Entries supplied:

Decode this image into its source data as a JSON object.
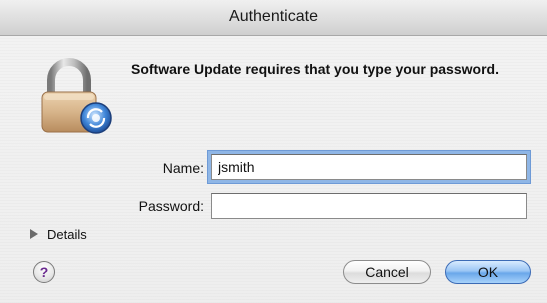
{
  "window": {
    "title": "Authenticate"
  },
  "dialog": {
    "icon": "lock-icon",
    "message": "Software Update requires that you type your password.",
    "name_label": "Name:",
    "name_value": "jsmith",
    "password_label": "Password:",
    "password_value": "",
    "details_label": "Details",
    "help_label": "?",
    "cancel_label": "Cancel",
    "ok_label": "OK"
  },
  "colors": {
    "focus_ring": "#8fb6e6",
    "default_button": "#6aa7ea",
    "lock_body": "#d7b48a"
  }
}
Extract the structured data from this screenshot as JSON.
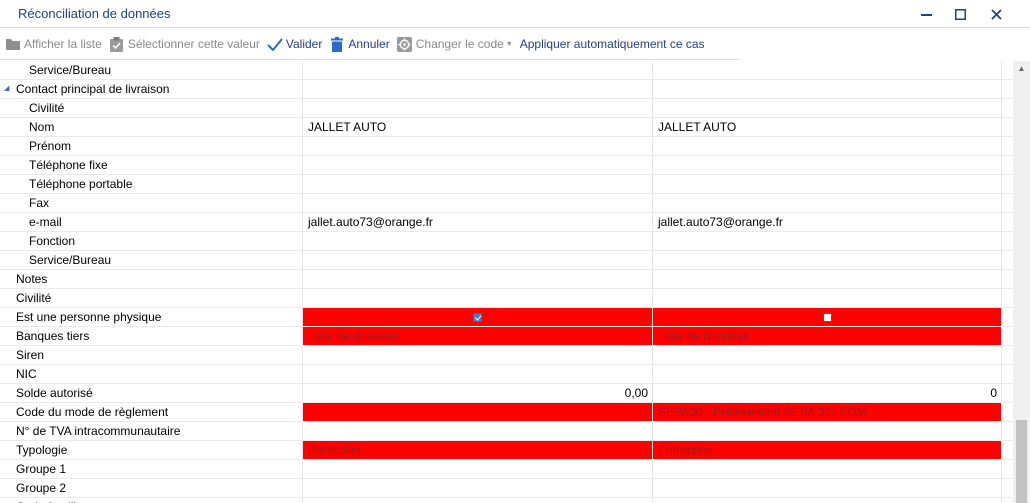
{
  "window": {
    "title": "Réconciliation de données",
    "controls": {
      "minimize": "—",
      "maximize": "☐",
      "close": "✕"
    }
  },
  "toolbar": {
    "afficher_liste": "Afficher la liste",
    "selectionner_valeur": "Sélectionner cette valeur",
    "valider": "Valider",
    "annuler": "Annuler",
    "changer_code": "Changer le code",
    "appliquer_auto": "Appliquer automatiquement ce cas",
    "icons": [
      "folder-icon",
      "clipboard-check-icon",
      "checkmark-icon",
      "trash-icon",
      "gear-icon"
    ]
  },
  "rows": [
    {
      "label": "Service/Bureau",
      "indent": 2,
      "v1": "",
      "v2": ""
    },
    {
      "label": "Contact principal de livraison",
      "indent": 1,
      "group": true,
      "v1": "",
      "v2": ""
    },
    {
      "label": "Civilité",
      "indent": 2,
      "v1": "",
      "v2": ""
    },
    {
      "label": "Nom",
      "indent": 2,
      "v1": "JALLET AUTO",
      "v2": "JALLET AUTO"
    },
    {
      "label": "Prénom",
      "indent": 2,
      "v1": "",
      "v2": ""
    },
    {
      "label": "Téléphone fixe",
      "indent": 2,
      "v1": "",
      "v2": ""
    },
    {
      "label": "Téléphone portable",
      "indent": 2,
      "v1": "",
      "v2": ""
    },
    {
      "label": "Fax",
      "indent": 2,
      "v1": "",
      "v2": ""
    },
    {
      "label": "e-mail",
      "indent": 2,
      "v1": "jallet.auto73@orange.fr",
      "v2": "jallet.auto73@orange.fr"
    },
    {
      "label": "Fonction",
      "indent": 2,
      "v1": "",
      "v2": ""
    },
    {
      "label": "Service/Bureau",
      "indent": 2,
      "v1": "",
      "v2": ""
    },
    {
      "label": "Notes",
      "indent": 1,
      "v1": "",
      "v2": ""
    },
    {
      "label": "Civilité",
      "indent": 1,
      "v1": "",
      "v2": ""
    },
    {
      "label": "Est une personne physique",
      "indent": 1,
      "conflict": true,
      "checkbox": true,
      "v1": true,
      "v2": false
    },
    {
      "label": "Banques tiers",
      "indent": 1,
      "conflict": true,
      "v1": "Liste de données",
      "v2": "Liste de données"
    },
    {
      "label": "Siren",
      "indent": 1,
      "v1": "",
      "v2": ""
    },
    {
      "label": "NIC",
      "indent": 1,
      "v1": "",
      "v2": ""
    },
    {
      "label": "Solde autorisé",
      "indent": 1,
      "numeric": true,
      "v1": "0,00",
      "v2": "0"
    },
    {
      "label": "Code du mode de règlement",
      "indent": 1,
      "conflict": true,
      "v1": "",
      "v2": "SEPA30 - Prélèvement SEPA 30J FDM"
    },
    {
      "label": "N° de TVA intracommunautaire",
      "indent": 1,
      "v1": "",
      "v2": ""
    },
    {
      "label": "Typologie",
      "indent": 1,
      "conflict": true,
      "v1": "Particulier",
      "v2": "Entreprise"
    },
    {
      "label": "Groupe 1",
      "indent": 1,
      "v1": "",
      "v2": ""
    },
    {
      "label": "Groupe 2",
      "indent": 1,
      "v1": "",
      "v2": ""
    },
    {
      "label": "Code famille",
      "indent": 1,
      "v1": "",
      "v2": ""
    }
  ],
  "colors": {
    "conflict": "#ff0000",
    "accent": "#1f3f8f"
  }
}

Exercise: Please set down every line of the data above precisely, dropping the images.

Exercise result:
Decode this image into its source data as a JSON object.
{
  "window": {
    "title": "Authenticate"
  },
  "dialog": {
    "icon": "lock-icon",
    "message": "Software Update requires that you type your password.",
    "name_label": "Name:",
    "name_value": "jsmith",
    "password_label": "Password:",
    "password_value": "",
    "details_label": "Details",
    "help_label": "?",
    "cancel_label": "Cancel",
    "ok_label": "OK"
  },
  "colors": {
    "focus_ring": "#8fb6e6",
    "default_button": "#6aa7ea",
    "lock_body": "#d7b48a"
  }
}
Extract the structured data from this screenshot as JSON.
{
  "window": {
    "title": "Réconciliation de données",
    "controls": {
      "minimize": "—",
      "maximize": "☐",
      "close": "✕"
    }
  },
  "toolbar": {
    "afficher_liste": "Afficher la liste",
    "selectionner_valeur": "Sélectionner cette valeur",
    "valider": "Valider",
    "annuler": "Annuler",
    "changer_code": "Changer le code",
    "appliquer_auto": "Appliquer automatiquement ce cas",
    "icons": [
      "folder-icon",
      "clipboard-check-icon",
      "checkmark-icon",
      "trash-icon",
      "gear-icon"
    ]
  },
  "rows": [
    {
      "label": "Service/Bureau",
      "indent": 2,
      "v1": "",
      "v2": ""
    },
    {
      "label": "Contact principal de livraison",
      "indent": 1,
      "group": true,
      "v1": "",
      "v2": ""
    },
    {
      "label": "Civilité",
      "indent": 2,
      "v1": "",
      "v2": ""
    },
    {
      "label": "Nom",
      "indent": 2,
      "v1": "JALLET AUTO",
      "v2": "JALLET AUTO"
    },
    {
      "label": "Prénom",
      "indent": 2,
      "v1": "",
      "v2": ""
    },
    {
      "label": "Téléphone fixe",
      "indent": 2,
      "v1": "",
      "v2": ""
    },
    {
      "label": "Téléphone portable",
      "indent": 2,
      "v1": "",
      "v2": ""
    },
    {
      "label": "Fax",
      "indent": 2,
      "v1": "",
      "v2": ""
    },
    {
      "label": "e-mail",
      "indent": 2,
      "v1": "jallet.auto73@orange.fr",
      "v2": "jallet.auto73@orange.fr"
    },
    {
      "label": "Fonction",
      "indent": 2,
      "v1": "",
      "v2": ""
    },
    {
      "label": "Service/Bureau",
      "indent": 2,
      "v1": "",
      "v2": ""
    },
    {
      "label": "Notes",
      "indent": 1,
      "v1": "",
      "v2": ""
    },
    {
      "label": "Civilité",
      "indent": 1,
      "v1": "",
      "v2": ""
    },
    {
      "label": "Est une personne physique",
      "indent": 1,
      "conflict": true,
      "checkbox": true,
      "v1": true,
      "v2": false
    },
    {
      "label": "Banques tiers",
      "indent": 1,
      "conflict": true,
      "v1": "Liste de données",
      "v2": "Liste de données"
    },
    {
      "label": "Siren",
      "indent": 1,
      "v1": "",
      "v2": ""
    },
    {
      "label": "NIC",
      "indent": 1,
      "v1": "",
      "v2": ""
    },
    {
      "label": "Solde autorisé",
      "indent": 1,
      "numeric": true,
      "v1": "0,00",
      "v2": "0"
    },
    {
      "label": "Code du mode de règlement",
      "indent": 1,
      "conflict": true,
      "v1": "",
      "v2": "SEPA30 - Prélèvement SEPA 30J FDM"
    },
    {
      "label": "N° de TVA intracommunautaire",
      "indent": 1,
      "v1": "",
      "v2": ""
    },
    {
      "label": "Typologie",
      "indent": 1,
      "conflict": true,
      "v1": "Particulier",
      "v2": "Entreprise"
    },
    {
      "label": "Groupe 1",
      "indent": 1,
      "v1": "",
      "v2": ""
    },
    {
      "label": "Groupe 2",
      "indent": 1,
      "v1": "",
      "v2": ""
    },
    {
      "label": "Code famille",
      "indent": 1,
      "v1": "",
      "v2": ""
    }
  ],
  "colors": {
    "conflict": "#ff0000",
    "accent": "#1f3f8f"
  }
}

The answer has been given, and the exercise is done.